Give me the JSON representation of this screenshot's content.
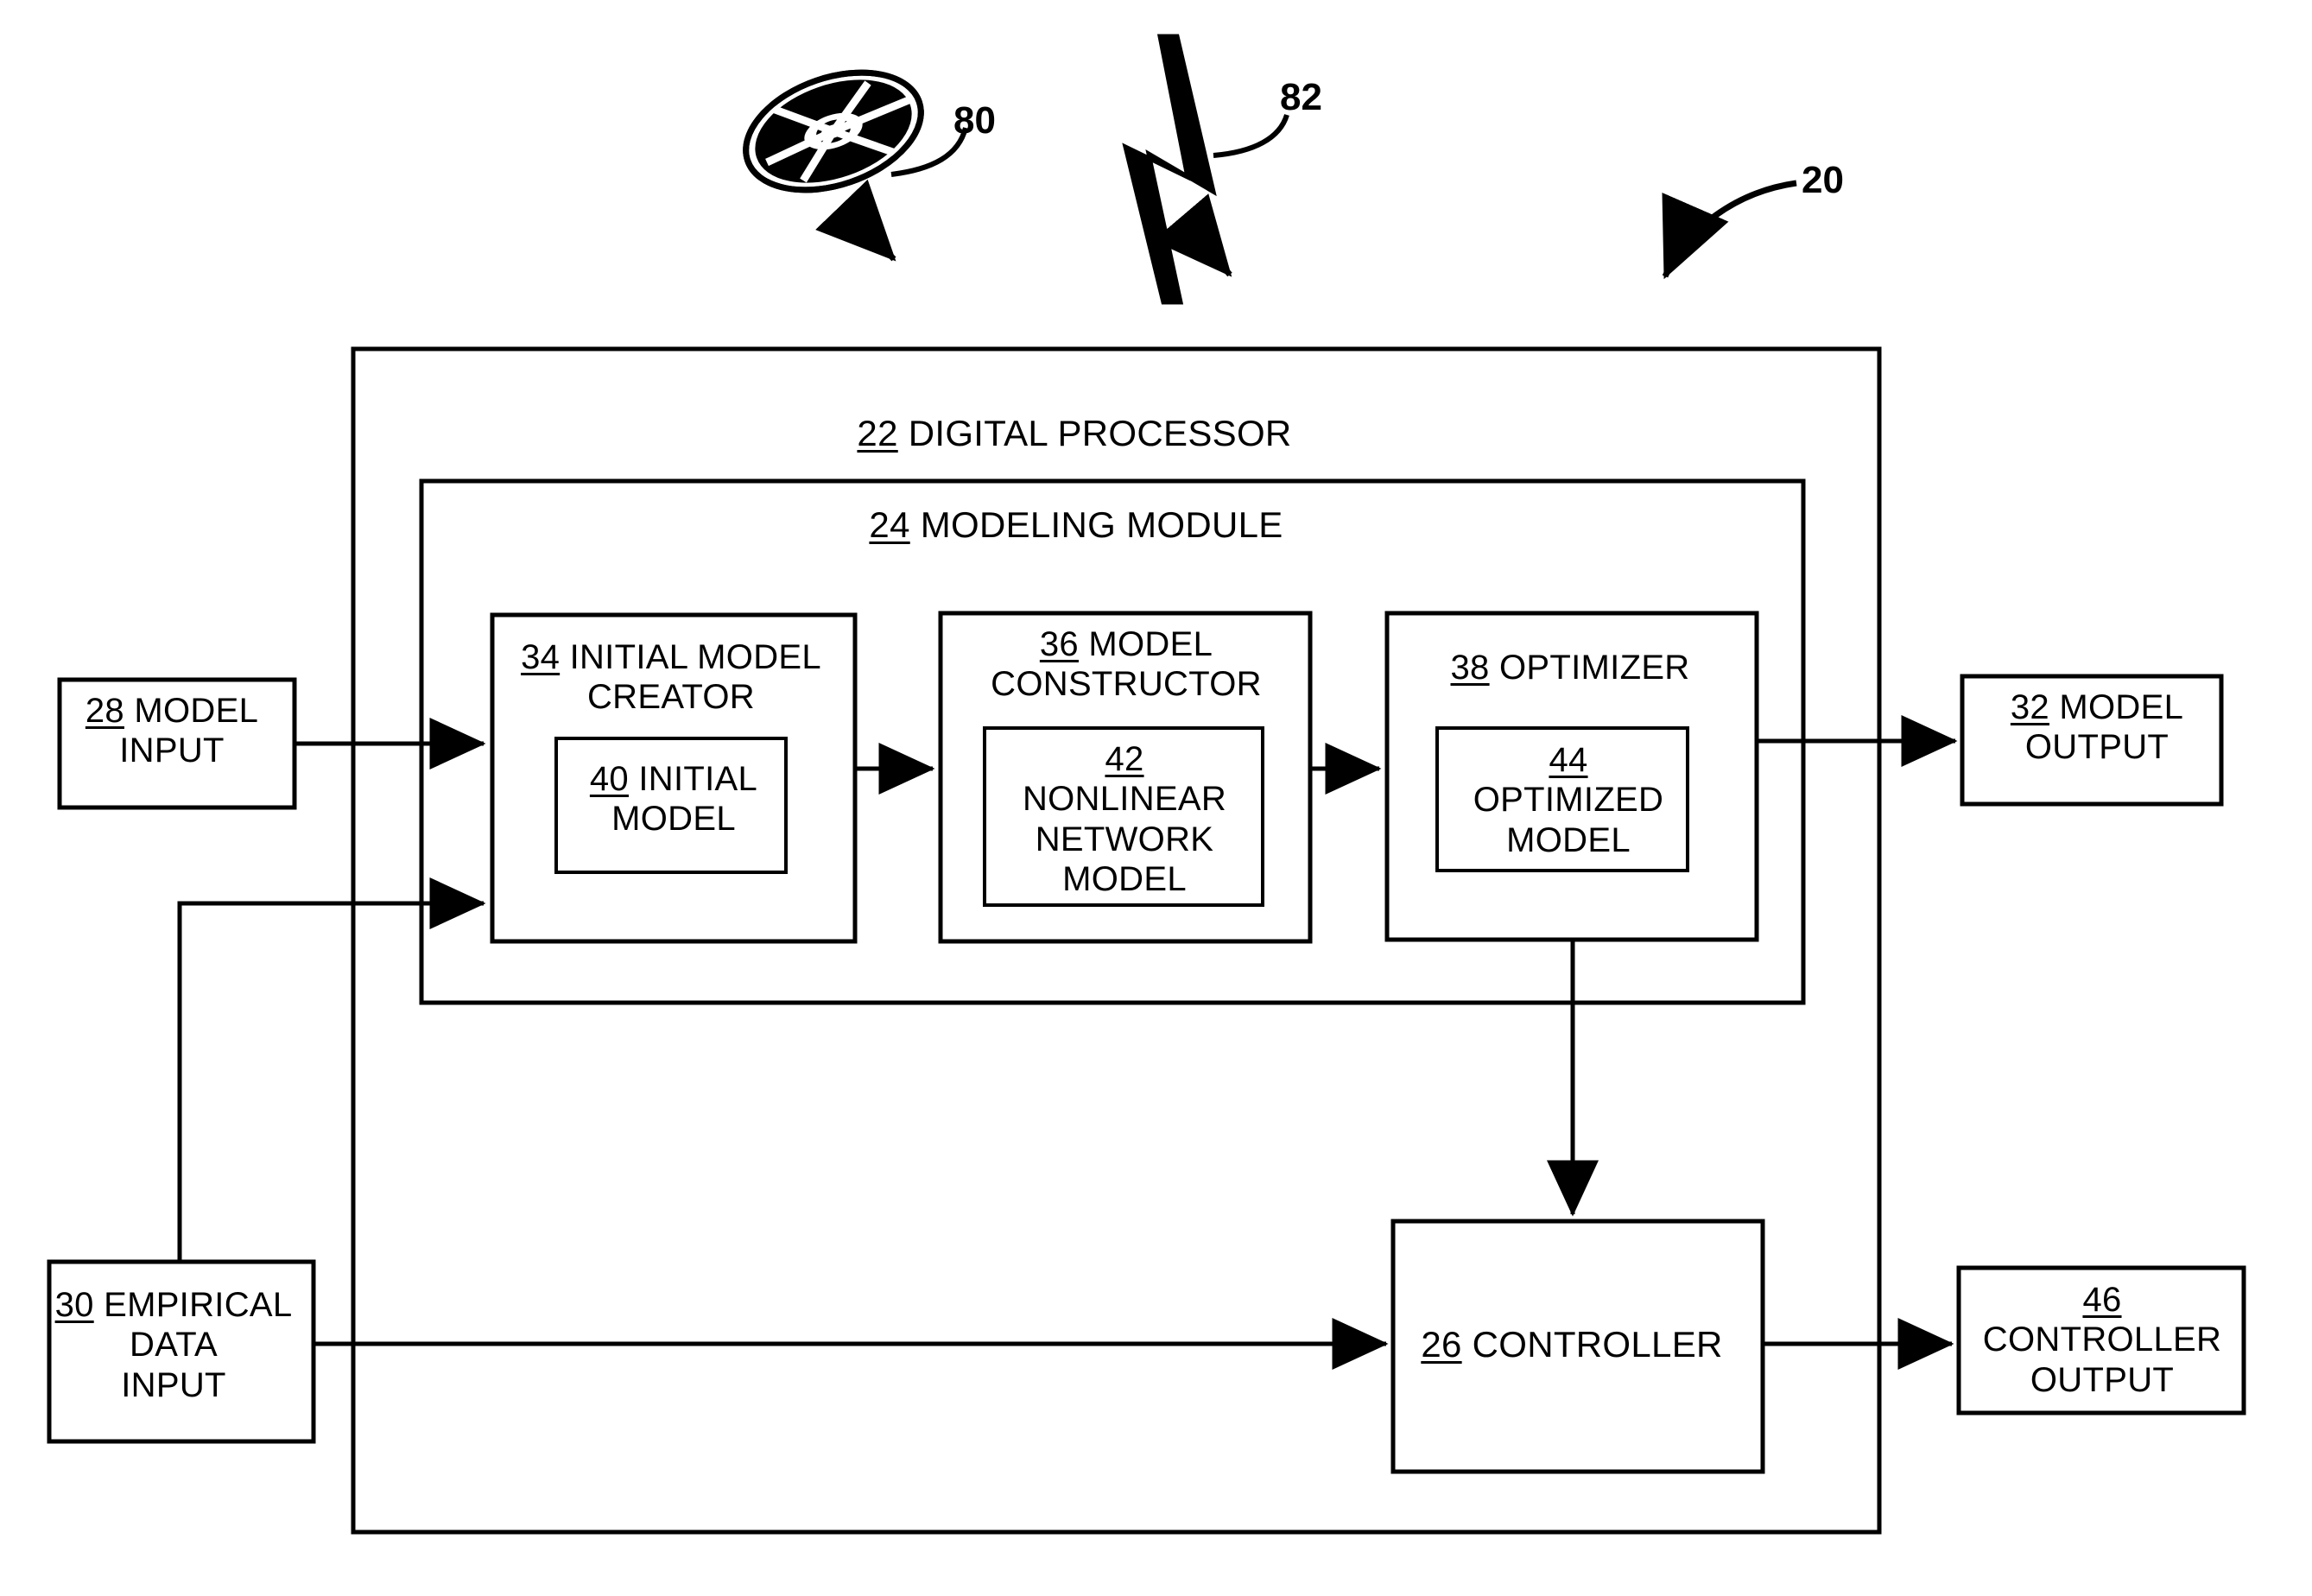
{
  "figure": {
    "title": "Digital processor modeling and control block diagram",
    "callouts": [
      {
        "ref": "80",
        "name": "tape-reel-icon",
        "label": "80"
      },
      {
        "ref": "82",
        "name": "lightning-bolt-icon",
        "label": "82"
      },
      {
        "ref": "20",
        "name": "system-reference",
        "label": "20"
      }
    ]
  },
  "inputs": {
    "model_input": {
      "ref": "28",
      "text": " MODEL\nINPUT"
    },
    "empirical_data_input": {
      "ref": "30",
      "text": " EMPIRICAL\nDATA\nINPUT"
    }
  },
  "outputs": {
    "model_output": {
      "ref": "32",
      "text": " MODEL\nOUTPUT"
    },
    "controller_output": {
      "ref": "46",
      "text": "\nCONTROLLER\nOUTPUT"
    }
  },
  "processor": {
    "ref": "22",
    "text": " DIGITAL PROCESSOR",
    "modeling_module": {
      "ref": "24",
      "text": " MODELING MODULE",
      "stages": [
        {
          "ref": "34",
          "text": " INITIAL MODEL\nCREATOR",
          "inner": {
            "ref": "40",
            "text": " INITIAL\nMODEL"
          }
        },
        {
          "ref": "36",
          "text": " MODEL\nCONSTRUCTOR",
          "inner": {
            "ref": "42",
            "text": "\nNONLINEAR\nNETWORK\nMODEL"
          }
        },
        {
          "ref": "38",
          "text": " OPTIMIZER",
          "inner": {
            "ref": "44",
            "text": "\nOPTIMIZED\nMODEL"
          }
        }
      ]
    },
    "controller": {
      "ref": "26",
      "text": " CONTROLLER"
    }
  },
  "colors": {
    "ink": "#000000",
    "paper": "#ffffff"
  }
}
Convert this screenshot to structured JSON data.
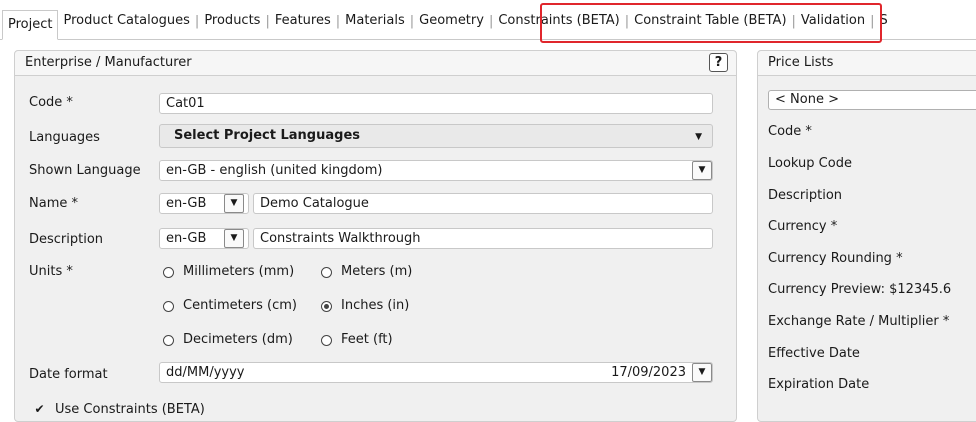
{
  "tabs": [
    "Project",
    "Product Catalogues",
    "Products",
    "Features",
    "Materials",
    "Geometry",
    "Constraints (BETA)",
    "Constraint Table (BETA)",
    "Validation",
    "S"
  ],
  "left_panel": {
    "title": "Enterprise / Manufacturer",
    "help": "?",
    "code_label": "Code *",
    "code_value": "Cat01",
    "languages_label": "Languages",
    "languages_button": "Select Project Languages",
    "shown_language_label": "Shown Language",
    "shown_language_value": "en-GB - english (united kingdom)",
    "name_label": "Name *",
    "name_lang": "en-GB",
    "name_value": "Demo Catalogue",
    "description_label": "Description",
    "description_lang": "en-GB",
    "description_value": "Constraints Walkthrough",
    "units_label": "Units *",
    "units": [
      "Millimeters (mm)",
      "Meters (m)",
      "Centimeters (cm)",
      "Inches (in)",
      "Decimeters (dm)",
      "Feet (ft)"
    ],
    "units_selected": "Inches (in)",
    "date_format_label": "Date format",
    "date_format_value": "dd/MM/yyyy",
    "date_preview": "17/09/2023",
    "use_constraints_label": "Use Constraints (BETA)",
    "use_constraints_checked": true
  },
  "right_panel": {
    "title": "Price Lists",
    "select_value": "< None >",
    "labels": [
      "Code *",
      "Lookup Code",
      "Description",
      "Currency *",
      "Currency Rounding *",
      "Currency Preview: $12345.6",
      "Exchange Rate / Multiplier *",
      "Effective Date",
      "Expiration Date"
    ]
  }
}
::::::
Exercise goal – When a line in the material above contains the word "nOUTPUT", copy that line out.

Answer to this exercise –
      "text": " MODEL\nOUTPUT"
      "text": "\nCONTROLLER\nOUTPUT"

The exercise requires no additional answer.